Most exciting to me right now is the fact that start up activity across the country is once again vibrant. The current early stage innovation cycle in Canada has the potential to create significant benefit to the Canadian economy and help ensure our competitiveness as an industry.

Critical innovation “clusters” such as Montreal, Toronto, and increasingly Vancouver, are thriving, creating hundreds of new companies and thousands of highly skilled jobs. Other areas such as Ottawa, Kitchener-Waterloo, Calgary, and Halifax are finally showing signs of recovery, mostly due to start up activity.

NEXT-GEN INNOVATION IS CRITICAL DUE TO M&A ACTIVITY

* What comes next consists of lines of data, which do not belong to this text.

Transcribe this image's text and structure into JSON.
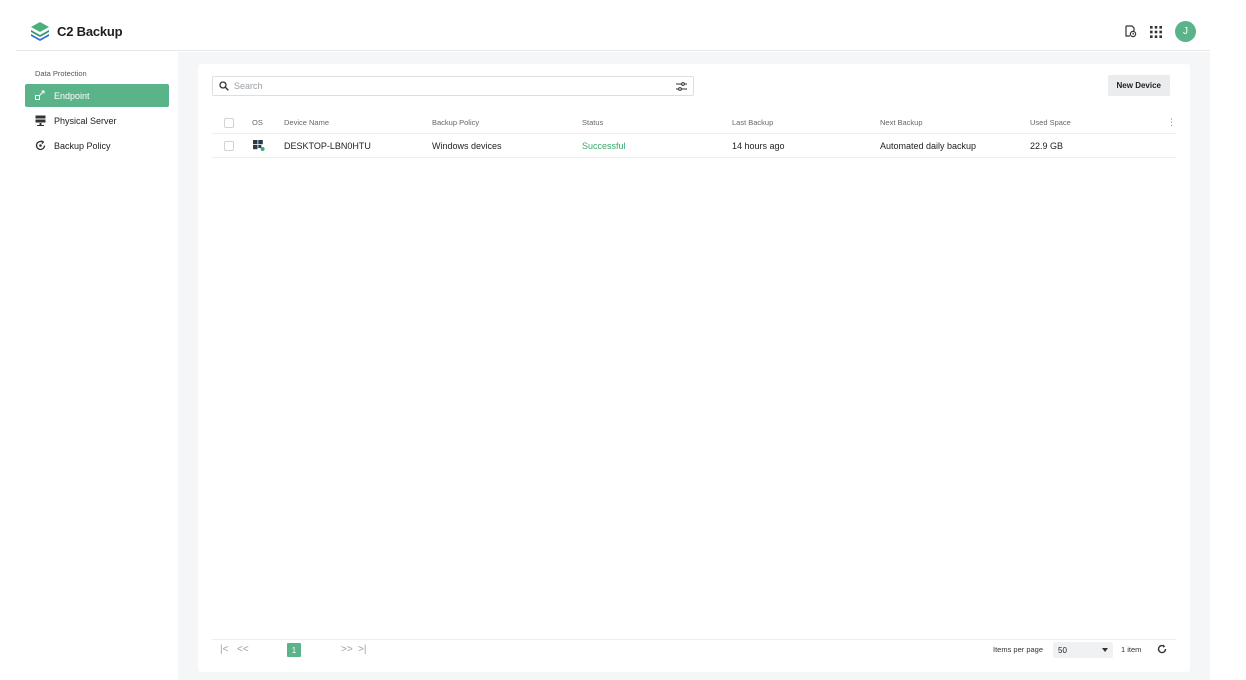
{
  "app": {
    "name": "C2 Backup"
  },
  "header": {
    "avatar_initial": "J",
    "brand_color": "#5bb389"
  },
  "sidebar": {
    "section": "Data Protection",
    "items": [
      {
        "label": "Endpoint",
        "icon": "endpoint-icon",
        "active": true
      },
      {
        "label": "Physical Server",
        "icon": "server-icon",
        "active": false
      },
      {
        "label": "Backup Policy",
        "icon": "backup-policy-icon",
        "active": false
      }
    ]
  },
  "toolbar": {
    "search_placeholder": "Search",
    "new_device_label": "New Device"
  },
  "table": {
    "columns": [
      "OS",
      "Device Name",
      "Backup Policy",
      "Status",
      "Last Backup",
      "Next Backup",
      "Used Space"
    ],
    "rows": [
      {
        "os": "windows-icon",
        "device_name": "DESKTOP-LBN0HTU",
        "backup_policy": "Windows devices",
        "status": "Successful",
        "last_backup": "14 hours ago",
        "next_backup": "Automated daily backup",
        "used_space": "22.9 GB"
      }
    ]
  },
  "pagination": {
    "current_page": "1",
    "items_per_page_label": "Items per page",
    "items_per_page": "50",
    "items_count": "1 item"
  }
}
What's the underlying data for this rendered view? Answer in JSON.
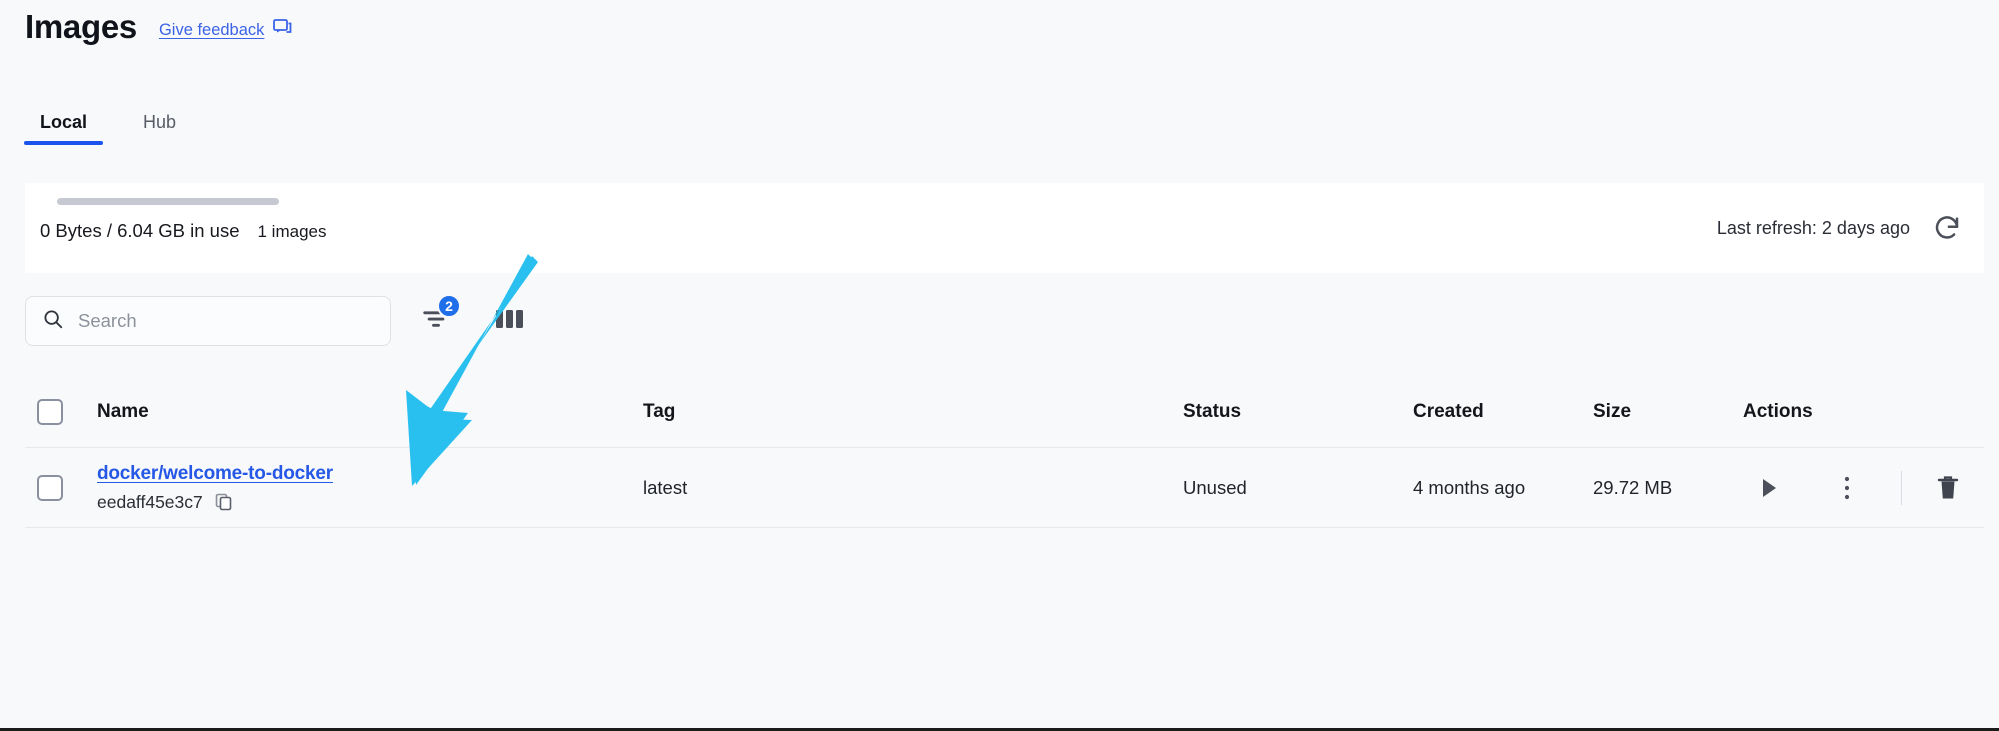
{
  "header": {
    "title": "Images",
    "feedback_label": "Give feedback",
    "feedback_icon": "feedback-message-icon"
  },
  "tabs": [
    {
      "label": "Local",
      "active": true
    },
    {
      "label": "Hub",
      "active": false
    }
  ],
  "usage": {
    "disk_text": "0 Bytes / 6.04 GB in use",
    "image_count_text": "1 images",
    "bar_fill_percent": 0,
    "last_refresh_label": "Last refresh: 2 days ago",
    "refresh_icon": "refresh-icon"
  },
  "toolbar": {
    "search_placeholder": "Search",
    "search_value": "",
    "search_icon": "search-icon",
    "filter_icon": "filter-icon",
    "filter_badge": "2",
    "columns_icon": "columns-icon"
  },
  "table": {
    "columns": [
      "Name",
      "Tag",
      "Status",
      "Created",
      "Size",
      "Actions"
    ],
    "rows": [
      {
        "name": "docker/welcome-to-docker",
        "digest": "eedaff45e3c7",
        "tag": "latest",
        "status": "Unused",
        "created": "4 months ago",
        "size": "29.72 MB",
        "actions": [
          "run-icon",
          "more-vertical-icon",
          "delete-icon"
        ]
      }
    ]
  },
  "colors": {
    "accent_blue": "#1b54ec",
    "link_blue": "#2558e6",
    "badge_blue": "#1f6feb",
    "annotation_cyan": "#29c0f0",
    "page_bg": "#f8f9fa",
    "card_bg": "#ffffff"
  },
  "annotation": {
    "arrow_icon": "pointer-arrow-annotation",
    "points_to": "docker/welcome-to-docker"
  }
}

At the same time, many of Canada’s traditional technology leaders have exited the Canadian marketplace through M&A to foreign companies often resulting in the “hollowing out” of the technology sector. Ironically, this is especially true in the nation’s capital.

Creating an environment where early stage companies have an advantage will be critical in creating next generation innovation and job growth in Canada. However, possible changes to the SRED Program could put this innovation cycle at risk.

In fact, it quite frankly marks one of the most concerning threats to the Canadian technology industry I have seen in two decades. Of most concern to me is the possibility that tax credits may be directed away from early stage companies.

WE DO MORE WITH LESS

There is a simple, undisputed fact in Canada relating to early stage capital. Canada is disturbingly uncompetitive.

Compared to the U.S., the U.K., many countries in Europe, Israel, India, and China, we are lagging behind in terms of having access to early stage sources of capital. One of the few highlights for early stage companies in Canada, following a global financial crisis and the demise of the Canadian venture capital industry, has been the SRED program.

The SRED program is a vital life line for early stage companies. It is called working capital for these companies, and is often the only source of capital available to a start up beyond founders and friends. Without access to early stage tax credits through the SRED program, investment in R&D at the critical early stage will be severally threatened.

SPEAK UP

I urge the Federal Government to leave the level of investment available to early stage companies through the SRED program alone in its review of the program. I believe my view on potential changes to the SRED program being considered by the Federal Government is shared by hundreds of technology entrepreneurs and investors from across Canada.

We need you to speak up too. Without exaggeration, disturbing the current vibrant environment for early stage R&D investment will be one of the biggest threats to the industry and its ability to compete globally in many years.